Instead, my husband chased after the boys who were trailing me home and scared them out of their minds when he caught up with them. That ended the nonsense from those boys; a colleague, a brawny math teacher, silenced the rest when he backed another boy up against a locker one day and read him the riot act. So I was rescued. But I knew I’d have to learn how to control boys like this on my own. I wouldn’t always have the luxury of strongmen on my side and in proximity.
I taught in Wisconsin for another four years, and during that time I took advice from more experienced teachers and put into play techniques I picked up on my own. I discovered that real control came from the expectations I set and from the work of the classroom, not from rules and regulations. I slowly gained the confidence I needed and grew into the authority I wanted.
After a hiatus of several years as a stay-at-home mom, I began a second teaching career in a junior high school in rural Indiana. I remembered my earlier encounters with adolescent boys and hoped being older would ease my reentry into the world of schooling. I hoped I wouldn’t have to send anyone to the office.
I needn’t have worried. The principal at my new school was so physically intimidating that few students ever even risked a trip to his office. He helped me establish myself not because he handled the discipline problems, but because his mere presence in the hallways set a tone that discouraged them.
Mr. Christopher had a linebacker’s build. He stood at the entrance to the school every morning, arms crossed tightly over his chest, scrutinizing every student as each one climbed down from the school bus and entered the building. He always faced straight ahead—if he wanted to inspect you further, his eyes followed you, but his head stayed put: like the Mona Lisa. To be honest, it was kind of scary, even for teachers. It seemed like Mr. Christopher could see into your soul.
The fact is, Mr. Christopher is a kind man with a wry sense of humor. He understood kids well, and usually, a conversation with him had a marvelously reforming effect on those who did end up in his office. He believed, rightly, that kids need structure. If right and wrong are clear, if expectations are spelled out, a child will be supported as a seedling is by a stake in the ground. Under those conditions, a child will stand a good chance of growing tall and strong.
I sent a student to Mr. Christopher exactly once. It was a 9th grade speech class in the early 1980s, and I was videotaping commercials the students had written. (An historical aside here: In those days, kids weren’t allowed to touch the expensive, new A-V equipment. Today, I would gladly turn the filming over to them!) Anyway, the boy whose turn it was to have his commercial recorded held up his “prop”—a book—and began his pitch. The book was entitled The Yellow River by I. P. Daily.
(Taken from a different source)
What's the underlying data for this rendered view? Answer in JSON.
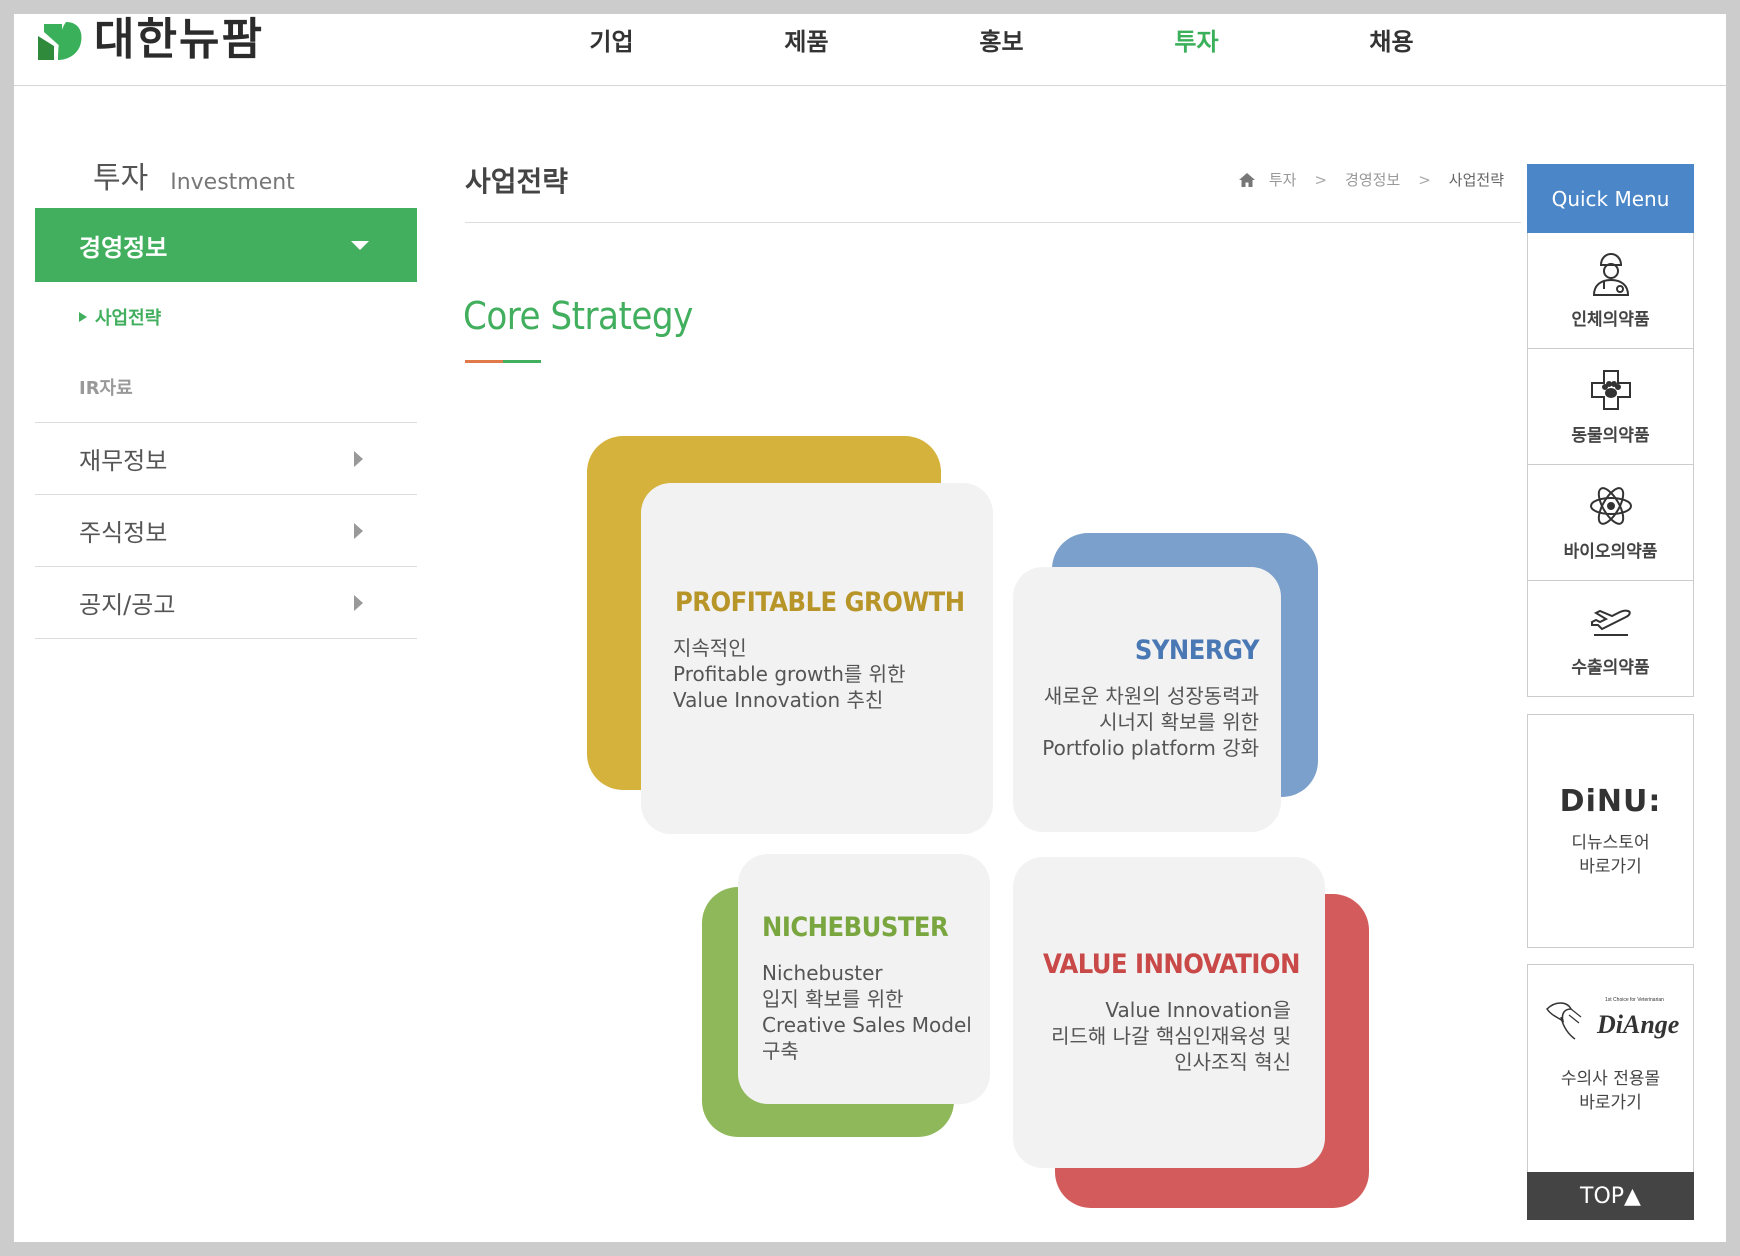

I stopped the tape, snapped the lens shut, and emerged from behind the camera. Though I said nothing, my “look” was enough. The boy left the room, headed straight down the hall to Mr. Christopher.
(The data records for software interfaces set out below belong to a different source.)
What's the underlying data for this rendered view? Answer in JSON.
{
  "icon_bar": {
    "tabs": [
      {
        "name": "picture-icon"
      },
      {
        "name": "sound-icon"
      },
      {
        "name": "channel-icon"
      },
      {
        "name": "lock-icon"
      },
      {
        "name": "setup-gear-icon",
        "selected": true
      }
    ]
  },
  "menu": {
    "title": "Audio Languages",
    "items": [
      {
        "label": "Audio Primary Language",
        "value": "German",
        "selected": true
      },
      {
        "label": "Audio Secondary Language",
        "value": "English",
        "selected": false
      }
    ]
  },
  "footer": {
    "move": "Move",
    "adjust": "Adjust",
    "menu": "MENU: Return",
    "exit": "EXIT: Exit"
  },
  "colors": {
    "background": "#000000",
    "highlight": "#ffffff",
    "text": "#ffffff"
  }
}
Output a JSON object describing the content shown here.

It makes me laugh to think about this now. Today, kids who are sent to the office usually aren’t so intimated, and what they are sent for is far, far removed from The Yellow River. However, that was the worst offense in those four years at Southwestern. I must have learned my discipline lessons well—or maybe—no, most certainly—Mr. Christopher was the stake in the ground supporting me. I established a reputation, and after that, I was much less frequently tested.
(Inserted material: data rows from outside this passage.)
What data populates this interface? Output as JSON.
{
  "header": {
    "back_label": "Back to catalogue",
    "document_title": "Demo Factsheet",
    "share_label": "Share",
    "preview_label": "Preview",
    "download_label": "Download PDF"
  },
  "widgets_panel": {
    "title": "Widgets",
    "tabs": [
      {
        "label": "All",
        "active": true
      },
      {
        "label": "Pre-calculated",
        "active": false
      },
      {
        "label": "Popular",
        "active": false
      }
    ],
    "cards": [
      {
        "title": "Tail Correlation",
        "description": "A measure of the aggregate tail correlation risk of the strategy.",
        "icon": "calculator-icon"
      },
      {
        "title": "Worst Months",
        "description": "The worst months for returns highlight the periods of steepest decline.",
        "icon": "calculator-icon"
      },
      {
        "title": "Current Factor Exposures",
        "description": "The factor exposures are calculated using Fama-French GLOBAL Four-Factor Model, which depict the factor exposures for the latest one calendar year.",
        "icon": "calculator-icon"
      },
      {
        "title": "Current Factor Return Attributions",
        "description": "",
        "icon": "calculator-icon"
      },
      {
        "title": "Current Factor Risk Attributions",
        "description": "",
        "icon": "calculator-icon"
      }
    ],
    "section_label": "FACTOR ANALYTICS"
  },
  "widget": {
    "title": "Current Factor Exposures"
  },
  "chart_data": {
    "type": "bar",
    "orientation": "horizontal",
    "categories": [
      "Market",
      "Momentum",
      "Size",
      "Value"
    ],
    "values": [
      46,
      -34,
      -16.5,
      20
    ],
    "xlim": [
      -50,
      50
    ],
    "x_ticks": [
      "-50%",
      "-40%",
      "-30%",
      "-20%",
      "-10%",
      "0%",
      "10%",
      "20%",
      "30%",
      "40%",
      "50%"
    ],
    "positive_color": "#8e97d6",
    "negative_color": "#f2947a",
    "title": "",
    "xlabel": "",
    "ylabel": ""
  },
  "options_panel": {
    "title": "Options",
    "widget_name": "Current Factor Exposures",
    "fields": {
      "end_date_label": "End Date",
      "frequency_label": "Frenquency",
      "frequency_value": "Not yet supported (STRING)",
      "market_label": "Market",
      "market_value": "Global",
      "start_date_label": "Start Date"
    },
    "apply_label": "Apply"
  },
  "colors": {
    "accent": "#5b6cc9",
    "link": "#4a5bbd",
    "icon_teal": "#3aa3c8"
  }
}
Young teachers struggling with discipline need to know that with time and experience, things do get better. But that day comes faster if there’s a Mr. Christopher beside them while they grow into the job.